* SOURCE DATA

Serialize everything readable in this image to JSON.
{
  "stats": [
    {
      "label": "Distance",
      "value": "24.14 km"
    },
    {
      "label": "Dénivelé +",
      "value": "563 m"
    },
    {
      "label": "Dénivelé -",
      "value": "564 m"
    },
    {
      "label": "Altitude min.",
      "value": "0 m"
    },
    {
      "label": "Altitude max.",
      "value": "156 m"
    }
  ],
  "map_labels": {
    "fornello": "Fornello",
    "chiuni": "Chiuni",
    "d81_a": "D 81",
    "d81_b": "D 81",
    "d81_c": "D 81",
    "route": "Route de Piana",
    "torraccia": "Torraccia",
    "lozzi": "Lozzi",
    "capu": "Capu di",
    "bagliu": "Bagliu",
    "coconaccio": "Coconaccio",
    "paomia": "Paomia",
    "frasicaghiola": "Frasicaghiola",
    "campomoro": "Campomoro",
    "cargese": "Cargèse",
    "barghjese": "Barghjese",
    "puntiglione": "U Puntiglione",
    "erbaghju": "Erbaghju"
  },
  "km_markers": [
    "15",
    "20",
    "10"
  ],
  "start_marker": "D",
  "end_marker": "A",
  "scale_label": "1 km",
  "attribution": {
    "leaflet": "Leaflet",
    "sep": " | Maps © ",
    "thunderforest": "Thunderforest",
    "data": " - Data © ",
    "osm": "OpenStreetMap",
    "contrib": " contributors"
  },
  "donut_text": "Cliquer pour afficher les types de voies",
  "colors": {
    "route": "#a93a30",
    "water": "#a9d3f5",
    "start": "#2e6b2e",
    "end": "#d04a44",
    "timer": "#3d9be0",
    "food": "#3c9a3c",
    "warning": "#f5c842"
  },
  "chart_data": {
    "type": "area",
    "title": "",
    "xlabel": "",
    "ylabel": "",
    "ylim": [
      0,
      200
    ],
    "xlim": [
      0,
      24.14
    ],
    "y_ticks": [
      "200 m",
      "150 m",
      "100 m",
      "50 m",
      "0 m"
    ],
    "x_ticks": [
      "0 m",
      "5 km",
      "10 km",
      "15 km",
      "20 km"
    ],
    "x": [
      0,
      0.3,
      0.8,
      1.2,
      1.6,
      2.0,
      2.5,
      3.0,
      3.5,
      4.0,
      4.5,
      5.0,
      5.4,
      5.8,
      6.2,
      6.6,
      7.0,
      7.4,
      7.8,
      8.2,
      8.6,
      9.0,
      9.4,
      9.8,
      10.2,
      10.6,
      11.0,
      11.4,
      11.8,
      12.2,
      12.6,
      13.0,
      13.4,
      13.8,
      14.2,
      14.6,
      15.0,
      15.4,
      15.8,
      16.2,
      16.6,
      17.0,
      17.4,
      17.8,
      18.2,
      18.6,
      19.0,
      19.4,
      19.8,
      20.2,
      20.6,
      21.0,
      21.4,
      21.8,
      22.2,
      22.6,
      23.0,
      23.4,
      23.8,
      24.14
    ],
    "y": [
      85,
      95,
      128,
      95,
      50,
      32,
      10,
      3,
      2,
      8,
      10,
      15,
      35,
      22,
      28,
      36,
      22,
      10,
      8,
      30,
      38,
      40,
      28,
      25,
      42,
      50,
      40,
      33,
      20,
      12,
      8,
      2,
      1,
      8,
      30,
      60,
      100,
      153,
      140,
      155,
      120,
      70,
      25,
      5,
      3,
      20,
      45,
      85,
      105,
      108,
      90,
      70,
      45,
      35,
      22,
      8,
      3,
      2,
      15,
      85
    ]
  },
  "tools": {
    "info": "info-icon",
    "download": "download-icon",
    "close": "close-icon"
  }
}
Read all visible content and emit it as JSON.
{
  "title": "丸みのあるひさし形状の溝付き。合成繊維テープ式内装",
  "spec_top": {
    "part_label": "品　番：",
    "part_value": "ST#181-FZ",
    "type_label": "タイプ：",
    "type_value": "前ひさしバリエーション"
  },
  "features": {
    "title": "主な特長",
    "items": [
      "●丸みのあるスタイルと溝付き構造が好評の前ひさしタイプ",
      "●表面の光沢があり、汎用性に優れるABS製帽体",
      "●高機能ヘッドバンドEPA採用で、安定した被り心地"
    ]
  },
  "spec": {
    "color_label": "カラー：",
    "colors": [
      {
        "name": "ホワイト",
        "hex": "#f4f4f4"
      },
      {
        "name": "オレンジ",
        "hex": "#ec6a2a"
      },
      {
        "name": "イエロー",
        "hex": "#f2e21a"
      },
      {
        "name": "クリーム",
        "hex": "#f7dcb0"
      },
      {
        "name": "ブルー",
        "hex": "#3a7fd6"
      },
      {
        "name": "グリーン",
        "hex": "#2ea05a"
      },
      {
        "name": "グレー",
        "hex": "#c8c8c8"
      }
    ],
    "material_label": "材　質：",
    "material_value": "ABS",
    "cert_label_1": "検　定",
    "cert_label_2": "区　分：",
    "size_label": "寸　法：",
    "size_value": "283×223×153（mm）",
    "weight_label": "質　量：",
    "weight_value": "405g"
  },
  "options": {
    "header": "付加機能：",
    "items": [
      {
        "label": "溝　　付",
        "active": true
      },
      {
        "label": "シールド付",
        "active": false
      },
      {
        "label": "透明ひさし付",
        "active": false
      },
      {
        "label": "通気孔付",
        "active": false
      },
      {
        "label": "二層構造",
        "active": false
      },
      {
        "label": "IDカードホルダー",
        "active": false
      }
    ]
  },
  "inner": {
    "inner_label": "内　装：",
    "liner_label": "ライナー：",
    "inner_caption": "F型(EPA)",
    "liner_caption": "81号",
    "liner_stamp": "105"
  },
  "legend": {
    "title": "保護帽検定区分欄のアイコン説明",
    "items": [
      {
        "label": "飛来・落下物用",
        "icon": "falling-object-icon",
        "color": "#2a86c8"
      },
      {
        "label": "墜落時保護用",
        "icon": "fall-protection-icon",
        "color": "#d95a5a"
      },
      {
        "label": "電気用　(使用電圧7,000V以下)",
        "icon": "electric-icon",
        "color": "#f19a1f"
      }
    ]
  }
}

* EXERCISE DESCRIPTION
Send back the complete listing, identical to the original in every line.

* REPLY
Serialize everything readable in this image to JSON.
{
  "stats": [
    {
      "label": "Distance",
      "value": "24.14 km"
    },
    {
      "label": "Dénivelé +",
      "value": "563 m"
    },
    {
      "label": "Dénivelé -",
      "value": "564 m"
    },
    {
      "label": "Altitude min.",
      "value": "0 m"
    },
    {
      "label": "Altitude max.",
      "value": "156 m"
    }
  ],
  "map_labels": {
    "fornello": "Fornello",
    "chiuni": "Chiuni",
    "d81_a": "D 81",
    "d81_b": "D 81",
    "d81_c": "D 81",
    "route": "Route de Piana",
    "torraccia": "Torraccia",
    "lozzi": "Lozzi",
    "capu": "Capu di",
    "bagliu": "Bagliu",
    "coconaccio": "Coconaccio",
    "paomia": "Paomia",
    "frasicaghiola": "Frasicaghiola",
    "campomoro": "Campomoro",
    "cargese": "Cargèse",
    "barghjese": "Barghjese",
    "puntiglione": "U Puntiglione",
    "erbaghju": "Erbaghju"
  },
  "km_markers": [
    "15",
    "20",
    "10"
  ],
  "start_marker": "D",
  "end_marker": "A",
  "scale_label": "1 km",
  "attribution": {
    "leaflet": "Leaflet",
    "sep": " | Maps © ",
    "thunderforest": "Thunderforest",
    "data": " - Data © ",
    "osm": "OpenStreetMap",
    "contrib": " contributors"
  },
  "donut_text": "Cliquer pour afficher les types de voies",
  "colors": {
    "route": "#a93a30",
    "water": "#a9d3f5",
    "start": "#2e6b2e",
    "end": "#d04a44",
    "timer": "#3d9be0",
    "food": "#3c9a3c",
    "warning": "#f5c842"
  },
  "chart_data": {
    "type": "area",
    "title": "",
    "xlabel": "",
    "ylabel": "",
    "ylim": [
      0,
      200
    ],
    "xlim": [
      0,
      24.14
    ],
    "y_ticks": [
      "200 m",
      "150 m",
      "100 m",
      "50 m",
      "0 m"
    ],
    "x_ticks": [
      "0 m",
      "5 km",
      "10 km",
      "15 km",
      "20 km"
    ],
    "x": [
      0,
      0.3,
      0.8,
      1.2,
      1.6,
      2.0,
      2.5,
      3.0,
      3.5,
      4.0,
      4.5,
      5.0,
      5.4,
      5.8,
      6.2,
      6.6,
      7.0,
      7.4,
      7.8,
      8.2,
      8.6,
      9.0,
      9.4,
      9.8,
      10.2,
      10.6,
      11.0,
      11.4,
      11.8,
      12.2,
      12.6,
      13.0,
      13.4,
      13.8,
      14.2,
      14.6,
      15.0,
      15.4,
      15.8,
      16.2,
      16.6,
      17.0,
      17.4,
      17.8,
      18.2,
      18.6,
      19.0,
      19.4,
      19.8,
      20.2,
      20.6,
      21.0,
      21.4,
      21.8,
      22.2,
      22.6,
      23.0,
      23.4,
      23.8,
      24.14
    ],
    "y": [
      85,
      95,
      128,
      95,
      50,
      32,
      10,
      3,
      2,
      8,
      10,
      15,
      35,
      22,
      28,
      36,
      22,
      10,
      8,
      30,
      38,
      40,
      28,
      25,
      42,
      50,
      40,
      33,
      20,
      12,
      8,
      2,
      1,
      8,
      30,
      60,
      100,
      153,
      140,
      155,
      120,
      70,
      25,
      5,
      3,
      20,
      45,
      85,
      105,
      108,
      90,
      70,
      45,
      35,
      22,
      8,
      3,
      2,
      15,
      85
    ]
  },
  "tools": {
    "info": "info-icon",
    "download": "download-icon",
    "close": "close-icon"
  }
}
Read all visible content and emit it as JSON.
{
  "title": "丸みのあるひさし形状の溝付き。合成繊維テープ式内装",
  "spec_top": {
    "part_label": "品　番：",
    "part_value": "ST#181-FZ",
    "type_label": "タイプ：",
    "type_value": "前ひさしバリエーション"
  },
  "features": {
    "title": "主な特長",
    "items": [
      "●丸みのあるスタイルと溝付き構造が好評の前ひさしタイプ",
      "●表面の光沢があり、汎用性に優れるABS製帽体",
      "●高機能ヘッドバンドEPA採用で、安定した被り心地"
    ]
  },
  "spec": {
    "color_label": "カラー：",
    "colors": [
      {
        "name": "ホワイト",
        "hex": "#f4f4f4"
      },
      {
        "name": "オレンジ",
        "hex": "#ec6a2a"
      },
      {
        "name": "イエロー",
        "hex": "#f2e21a"
      },
      {
        "name": "クリーム",
        "hex": "#f7dcb0"
      },
      {
        "name": "ブルー",
        "hex": "#3a7fd6"
      },
      {
        "name": "グリーン",
        "hex": "#2ea05a"
      },
      {
        "name": "グレー",
        "hex": "#c8c8c8"
      }
    ],
    "material_label": "材　質：",
    "material_value": "ABS",
    "cert_label_1": "検　定",
    "cert_label_2": "区　分：",
    "size_label": "寸　法：",
    "size_value": "283×223×153（mm）",
    "weight_label": "質　量：",
    "weight_value": "405g"
  },
  "options": {
    "header": "付加機能：",
    "items": [
      {
        "label": "溝　　付",
        "active": true
      },
      {
        "label": "シールド付",
        "active": false
      },
      {
        "label": "透明ひさし付",
        "active": false
      },
      {
        "label": "通気孔付",
        "active": false
      },
      {
        "label": "二層構造",
        "active": false
      },
      {
        "label": "IDカードホルダー",
        "active": false
      }
    ]
  },
  "inner": {
    "inner_label": "内　装：",
    "liner_label": "ライナー：",
    "inner_caption": "F型(EPA)",
    "liner_caption": "81号",
    "liner_stamp": "105"
  },
  "legend": {
    "title": "保護帽検定区分欄のアイコン説明",
    "items": [
      {
        "label": "飛来・落下物用",
        "icon": "falling-object-icon",
        "color": "#2a86c8"
      },
      {
        "label": "墜落時保護用",
        "icon": "fall-protection-icon",
        "color": "#d95a5a"
      },
      {
        "label": "電気用　(使用電圧7,000V以下)",
        "icon": "electric-icon",
        "color": "#f19a1f"
      }
    ]
  }
}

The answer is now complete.